--- Supplied material ---

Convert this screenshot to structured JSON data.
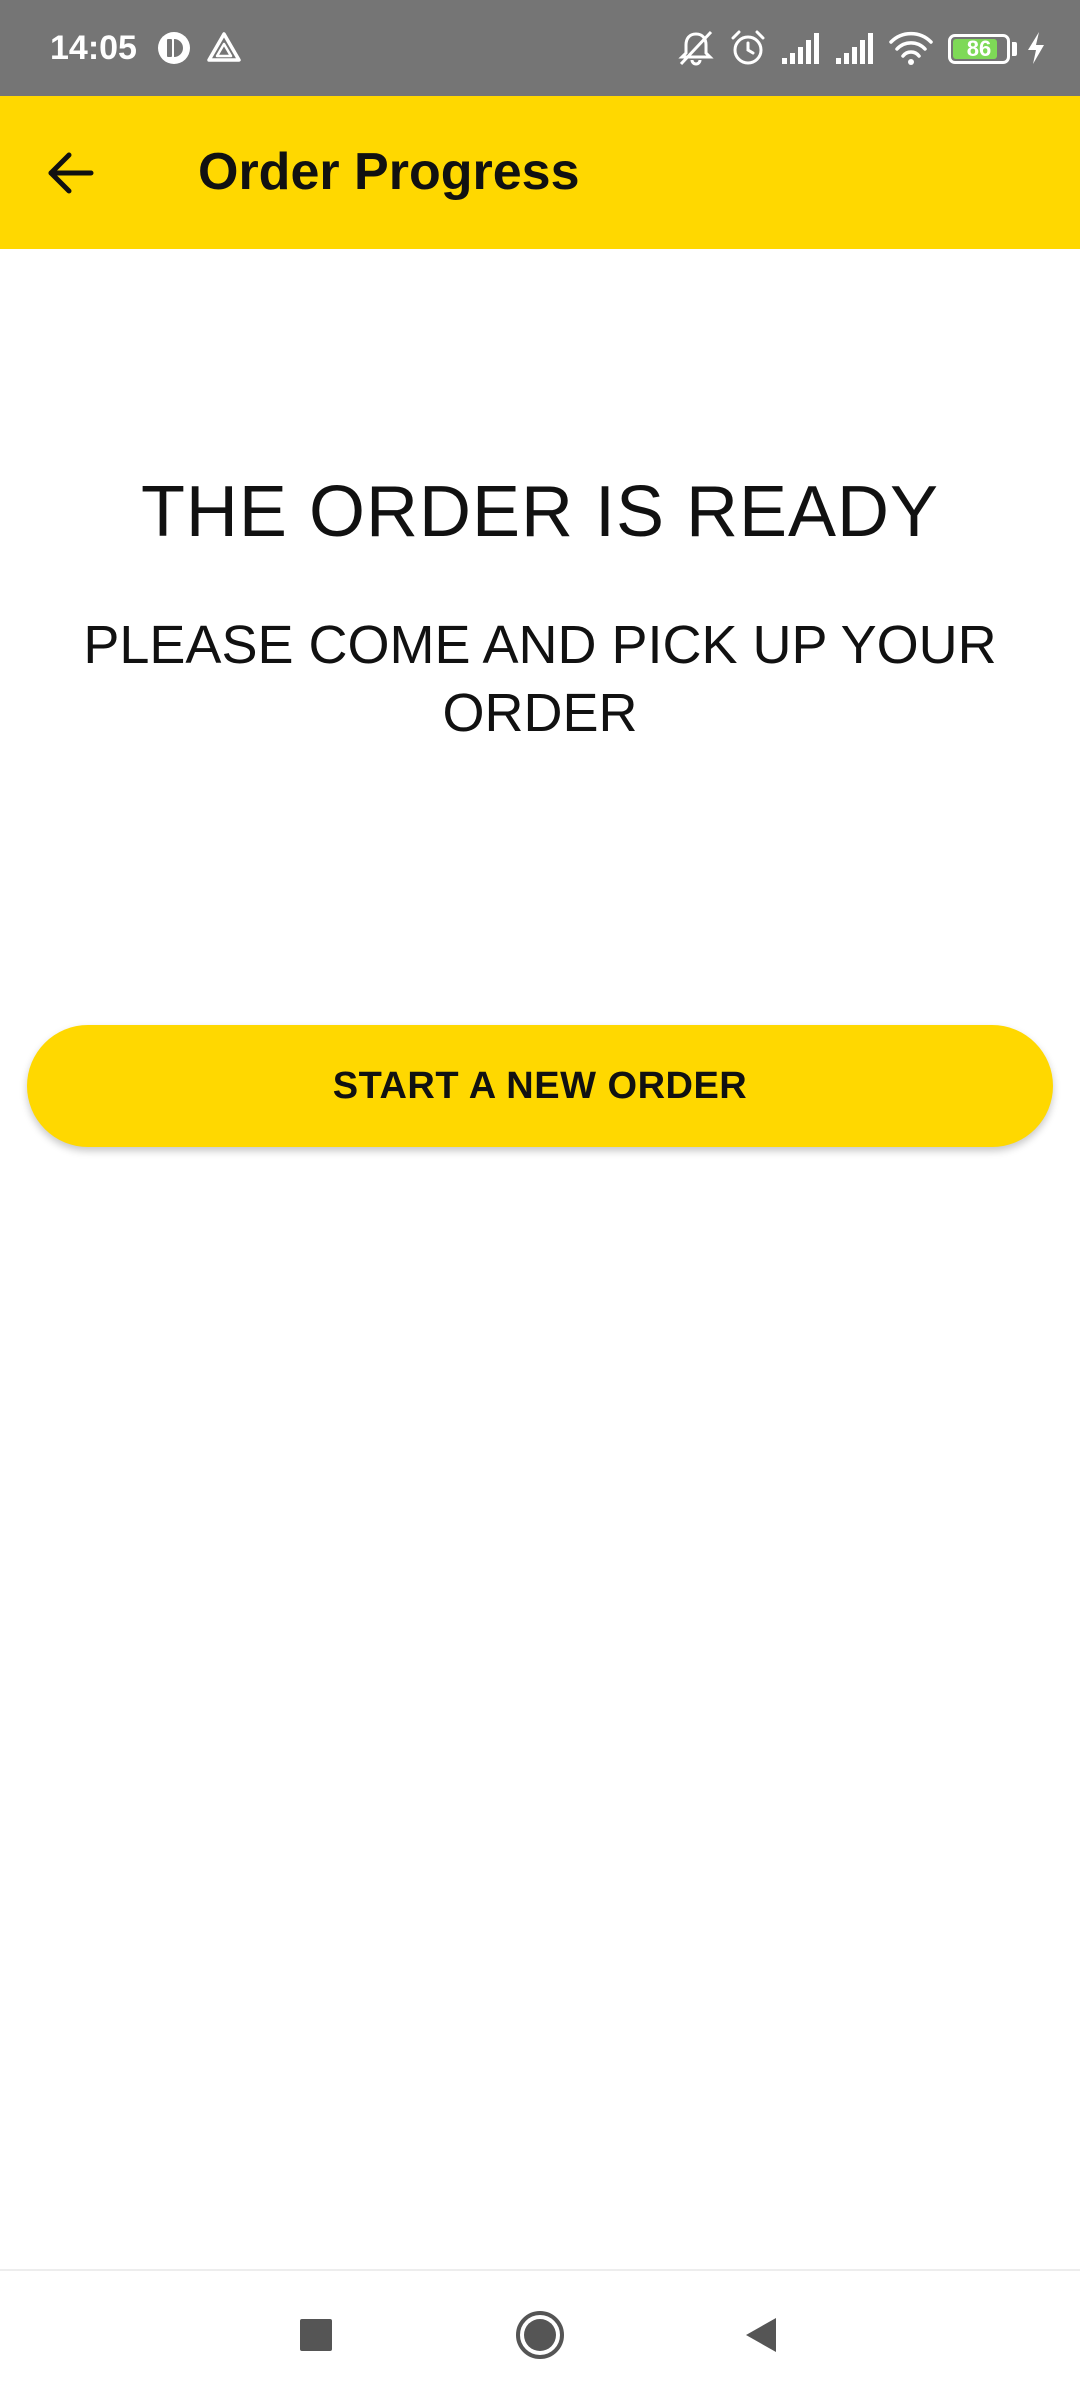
{
  "status_bar": {
    "time": "14:05",
    "battery_level": "86",
    "battery_fraction": 0.86,
    "icons_left": [
      "app-notification-icon",
      "triangle-app-icon"
    ],
    "icons_right": [
      "bell-off-icon",
      "alarm-icon",
      "signal-icon",
      "signal-icon",
      "wifi-icon",
      "battery-icon",
      "charging-icon"
    ]
  },
  "app_bar": {
    "title": "Order Progress",
    "back_icon": "arrow-left-icon",
    "background_color": "#FFD800"
  },
  "main": {
    "headline": "THE ORDER IS READY",
    "message": "PLEASE COME AND PICK UP YOUR ORDER",
    "primary_button_label": "START A NEW ORDER",
    "accent_color": "#FFD800"
  },
  "nav_bar": {
    "buttons": [
      "recents-square-icon",
      "home-circle-icon",
      "back-triangle-icon"
    ]
  }
}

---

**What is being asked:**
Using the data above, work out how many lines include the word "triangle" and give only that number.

**Result below:**
2